Jakarta. The Indonesian government has formalized a collaboration with Australian renewable energy company Sun Cable, taking the first step to create an energy distribution network that should unlock an estimated $115 billion green industry's economic potential in the archipelago over the next decade.
According to Sun Cable's statement on Tuesday, Indonesia's Ministry of Energy and Mineral Resources (ESDM) and the company signed a memorandum of understanding at the G20 Summit in Bali, committing to inter-island grid connectivity policy and technical program development.
"Sun Cable is honored to partner with the Ministry of Energy and Mineral Resources as it shapes Indonesia's policy and technical program for grid connectivity," David Griffin, Sun Cable's founder and chief executive officer (CEO), said.

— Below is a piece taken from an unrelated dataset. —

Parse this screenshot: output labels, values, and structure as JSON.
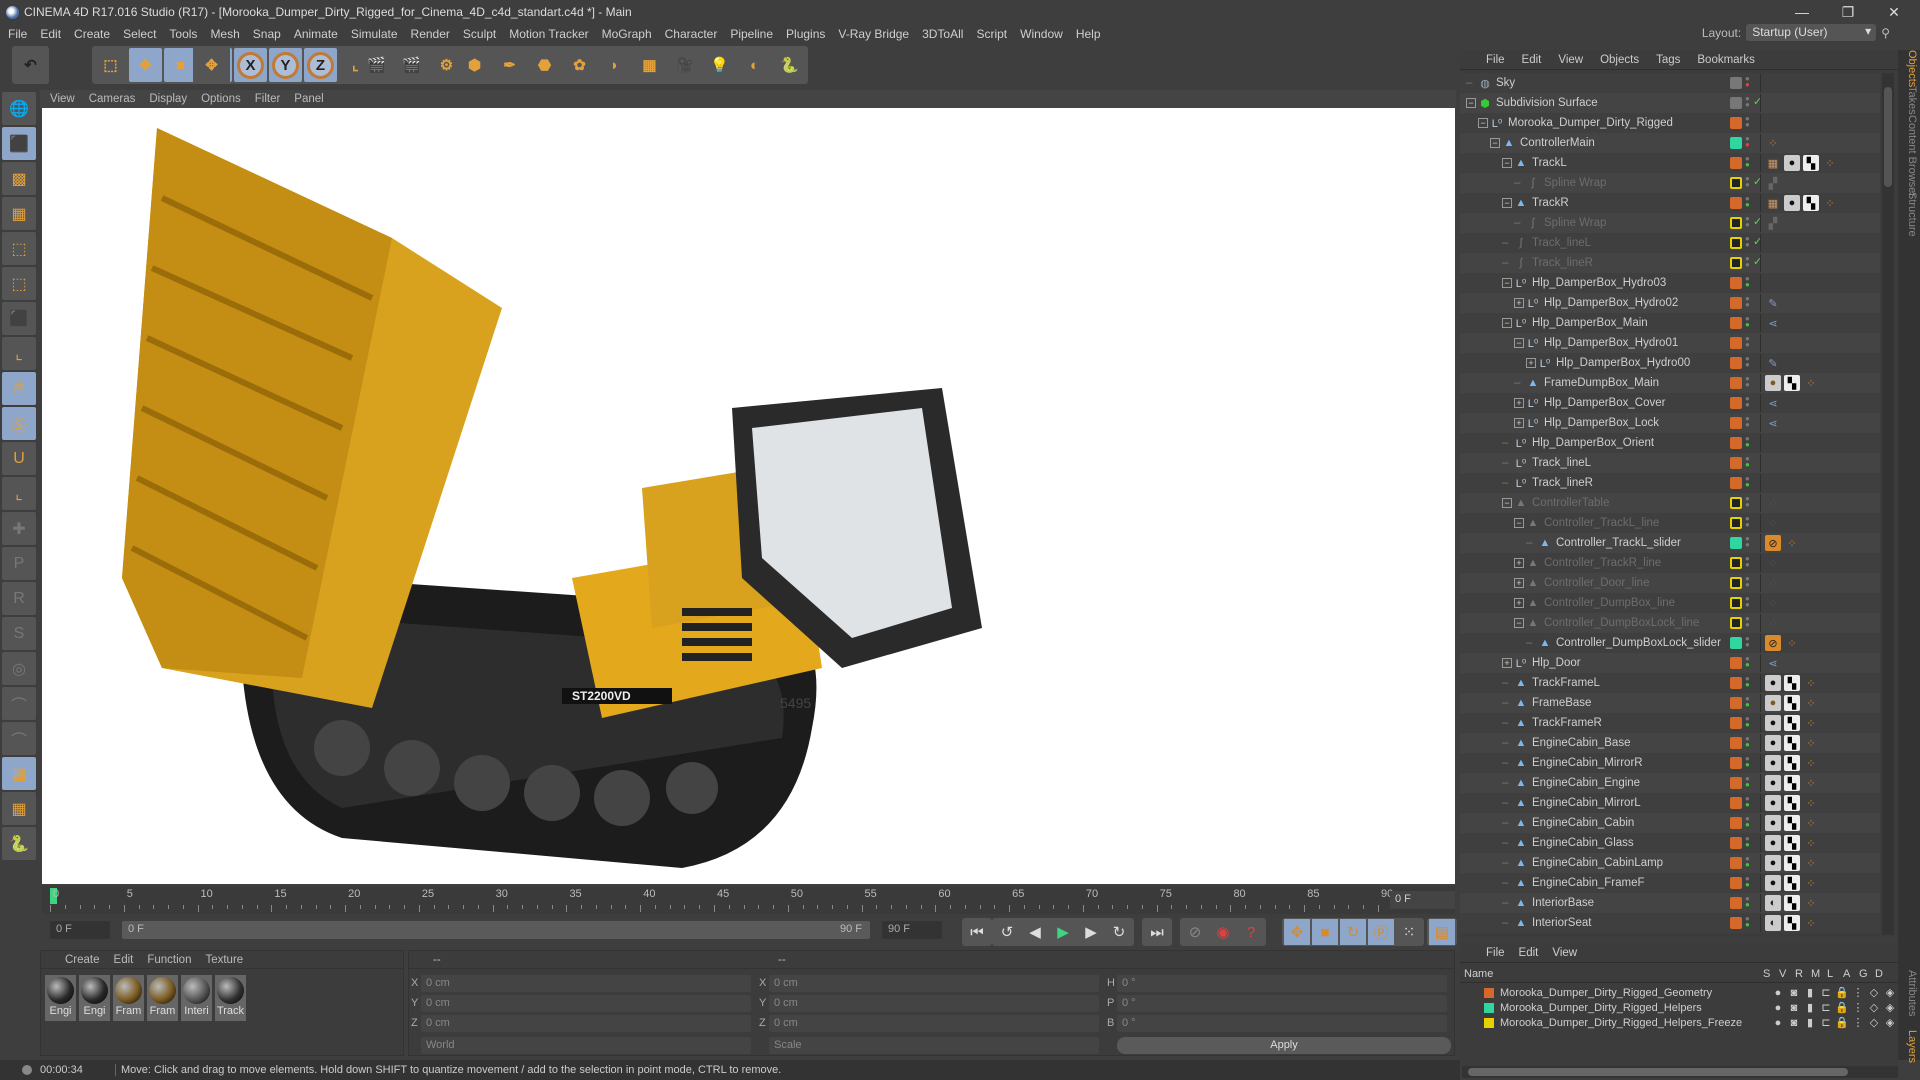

"We are looking to share Sun Cable's expertise in solar energy generation and long-distance transmission with Indonesia as it shapes its policy and technical approach to inter-island connectivity," Griffin said.
The Australian company currently working on the world's largest solar generation, battery, and subsea cable project, the Australia-Asia PowerLink, seeks to generate solar power from the continent's hinterland and distribute it to Singapore.
The project would generate 17-20 gigawatts (GW) of power, create a battery energy storage system at 36-42 gigawatt-hours (GWh), and the world's longest subsea cable transmission system at 4,200 km, primarily through Indonesian waters.
The subsea cable infrastructure could also serve as an example of the archipelago's inter-island power grid network. The country needs to generate up to 298 GW of renewable energy to supply the zero-carbon demand of its households and industry by 2035, or 25 times the current capacity. But most of their locations are far away from the population or industry centers.
"Energy infrastructure is very important to connect the centers of great energy production to centers of high energy consumption," Minister for Energy and Mineral Resources Arifin Tasrif said.
"Thus, Indonesia is planning to build a super grid to address the mismatch between renewable energy resources and the location of high electricity demand areas, as well as maintaining the electricity system stability and security," Arifin said.
$115-Billion Economic Potential
Development of the green industry in Indonesia could add at least $115 billion to the country's economy and create five million jobs by 2035, according to a study released on Tuesday.
The whitepaper, titled "The Green Komodo: Indonesia's opportunity in the Green Industrial Revolution," said the country has a unique opportunity to reap the benefits from the so-called green industry or business whose competitiveness, growth, and social acceptance rely on zero-carbon electricity.
The whitepaper highlighted preliminary findings of a joint study from the ministry and Sun Cable. According to the report, five critical industries in Indonesia have the potential to become green, namely mining and minerals processing, energy and fuels, transport manufacturing, food processing, and agriculture, as well as IT infrastructure.
The study said that by linking these industries to renewable energy sources, Indonesia could supply domestic and global consumers who are increasingly critical of the environmental impact of the products they consume.
"These industries will see significant shifts over the next decade as new markets emerge. For example, Indonesia's vehicle manufacturing industry has the potential to grow from its current domestic focus into a global hub for EV and battery manufacturing, fully integrated with green metal mining and refining," the researchers wrote in the whitepaper.
"This economic growth will create as many as five million new jobs and upskill the existing workforce into future technologies. Significant investment in produced assets for green industries will be required to unlock this potential, reaching $40 billion, or Rp 550 trillion, annual investment by 2035," the researchers wrote.
In comparison, Indonesia's direct domestic and foreign investments—outside banking and finance, oil and gas, and small- and medium-sized enterprise sectors—were at around Rp 900 trillion last year.